Rip up the ancho chiles and put them in a dry frying pan over a medium–low heat. Tumble and toss them often, as they must not burn but rather toast, and no smoke should be seen coming from them or the frying pan is far too hot. They will change from a red colour to take on a more tobacco hue and their smell will give a rich, full, nutty headiness – really get your nose right down into them to check. All this will take about 5 attentive minutes. Take the frying pan off the heat, pour over the water and vinegar or lime juice and crumble in the chipotle chiles. Leave the chiles to soak for 30 minutes.

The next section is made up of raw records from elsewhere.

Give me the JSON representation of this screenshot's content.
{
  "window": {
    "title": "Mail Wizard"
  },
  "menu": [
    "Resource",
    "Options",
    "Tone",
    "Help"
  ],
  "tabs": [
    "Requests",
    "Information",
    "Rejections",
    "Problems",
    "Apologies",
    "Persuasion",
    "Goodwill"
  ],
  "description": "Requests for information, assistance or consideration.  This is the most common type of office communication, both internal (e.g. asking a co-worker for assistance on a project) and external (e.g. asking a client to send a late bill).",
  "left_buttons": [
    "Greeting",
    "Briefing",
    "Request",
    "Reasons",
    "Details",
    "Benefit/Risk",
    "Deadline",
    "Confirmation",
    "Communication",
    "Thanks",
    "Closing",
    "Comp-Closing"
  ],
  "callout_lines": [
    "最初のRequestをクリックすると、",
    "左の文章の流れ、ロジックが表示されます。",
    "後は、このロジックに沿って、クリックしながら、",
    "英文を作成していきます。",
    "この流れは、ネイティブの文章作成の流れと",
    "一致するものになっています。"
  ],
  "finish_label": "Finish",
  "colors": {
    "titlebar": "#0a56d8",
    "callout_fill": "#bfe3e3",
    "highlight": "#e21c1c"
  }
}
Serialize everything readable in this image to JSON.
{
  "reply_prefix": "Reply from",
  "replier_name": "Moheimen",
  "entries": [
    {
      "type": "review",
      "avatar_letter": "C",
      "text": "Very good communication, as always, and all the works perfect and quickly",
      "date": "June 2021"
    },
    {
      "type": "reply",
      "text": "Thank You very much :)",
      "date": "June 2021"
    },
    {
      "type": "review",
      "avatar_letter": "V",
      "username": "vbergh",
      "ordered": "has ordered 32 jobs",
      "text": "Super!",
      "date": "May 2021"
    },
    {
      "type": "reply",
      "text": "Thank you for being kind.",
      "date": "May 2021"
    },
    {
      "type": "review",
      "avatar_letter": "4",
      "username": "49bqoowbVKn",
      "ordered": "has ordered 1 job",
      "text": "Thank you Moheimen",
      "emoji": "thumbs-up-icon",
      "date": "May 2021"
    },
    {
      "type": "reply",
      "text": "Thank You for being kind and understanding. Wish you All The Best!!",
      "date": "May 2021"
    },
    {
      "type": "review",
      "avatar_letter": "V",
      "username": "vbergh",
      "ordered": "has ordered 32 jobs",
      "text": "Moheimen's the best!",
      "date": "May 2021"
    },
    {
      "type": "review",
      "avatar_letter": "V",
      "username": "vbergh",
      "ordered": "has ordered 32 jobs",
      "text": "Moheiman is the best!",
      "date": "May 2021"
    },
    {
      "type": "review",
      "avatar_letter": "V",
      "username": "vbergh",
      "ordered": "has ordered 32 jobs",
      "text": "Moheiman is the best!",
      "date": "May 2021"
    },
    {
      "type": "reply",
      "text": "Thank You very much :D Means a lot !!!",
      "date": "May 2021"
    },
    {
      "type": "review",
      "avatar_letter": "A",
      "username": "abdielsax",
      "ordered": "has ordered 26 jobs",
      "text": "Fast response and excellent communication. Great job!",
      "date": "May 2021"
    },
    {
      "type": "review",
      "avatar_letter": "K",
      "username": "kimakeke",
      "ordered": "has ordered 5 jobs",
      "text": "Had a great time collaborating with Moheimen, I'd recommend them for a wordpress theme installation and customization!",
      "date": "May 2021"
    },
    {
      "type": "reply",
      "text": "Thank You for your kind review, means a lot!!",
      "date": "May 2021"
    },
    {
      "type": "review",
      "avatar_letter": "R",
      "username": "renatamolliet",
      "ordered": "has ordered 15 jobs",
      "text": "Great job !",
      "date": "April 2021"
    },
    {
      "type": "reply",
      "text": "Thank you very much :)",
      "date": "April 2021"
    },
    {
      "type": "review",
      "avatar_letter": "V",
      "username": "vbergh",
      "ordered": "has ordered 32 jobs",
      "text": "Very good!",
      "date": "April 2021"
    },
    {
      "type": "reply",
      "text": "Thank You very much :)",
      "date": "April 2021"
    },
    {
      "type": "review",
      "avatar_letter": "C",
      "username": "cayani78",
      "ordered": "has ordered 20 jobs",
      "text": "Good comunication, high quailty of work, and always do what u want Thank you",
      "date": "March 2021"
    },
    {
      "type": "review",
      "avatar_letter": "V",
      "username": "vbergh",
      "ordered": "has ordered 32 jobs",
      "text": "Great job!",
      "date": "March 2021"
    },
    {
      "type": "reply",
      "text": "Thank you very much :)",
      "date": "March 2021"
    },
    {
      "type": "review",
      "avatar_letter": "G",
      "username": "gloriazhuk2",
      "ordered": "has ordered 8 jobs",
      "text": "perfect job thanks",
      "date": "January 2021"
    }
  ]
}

Preheat the oven to 150°C fan/170°C/Gas 3½. Melt the lard in a heavy flameproof casserole and in it fry the onions with the coriander stalks, spices and oregano over a medium heat, stirring occasionally, until the onion is golden and soft, adding the garlic for the last 2 minutes. Remove from the heat.
Cut the cores from the tomatoes and slash a criss-cross in the bottoms with a knife. Steep the tomatoes in just-boiled water and leave them there for a minute or so. Discard the water, peel the tomatoes and quarter. Take out the pulp and put it in a sieve over a blender. Use a spoon to push through the juice from the seeds, then chuck the seeds. Put the tomato flesh into the blender. Drop in the chipotle chiles and their soaking liquid. Blitz everything until totally smooth. Press the liquid through a clean sieve into a bowl, leaving behind only the finely ground chile skin. Pour the bowlful back into the blender and add the cooked onions and garlic along with the sugar and salt. Blitz again.
Put the beef in the casserole and pour over the chile purée. Stir well.
Cook in the oven for 2 hours until very soft and tender. Transfer the dish to the hob over a low heat and stir in the cocoa powder. Cook gently for a couple of minutes.
Stir in the soured cream and serve with Frijoles de la Olla, soft warmed corn tortillas and cold beer with fresh lime juice squeezed into it.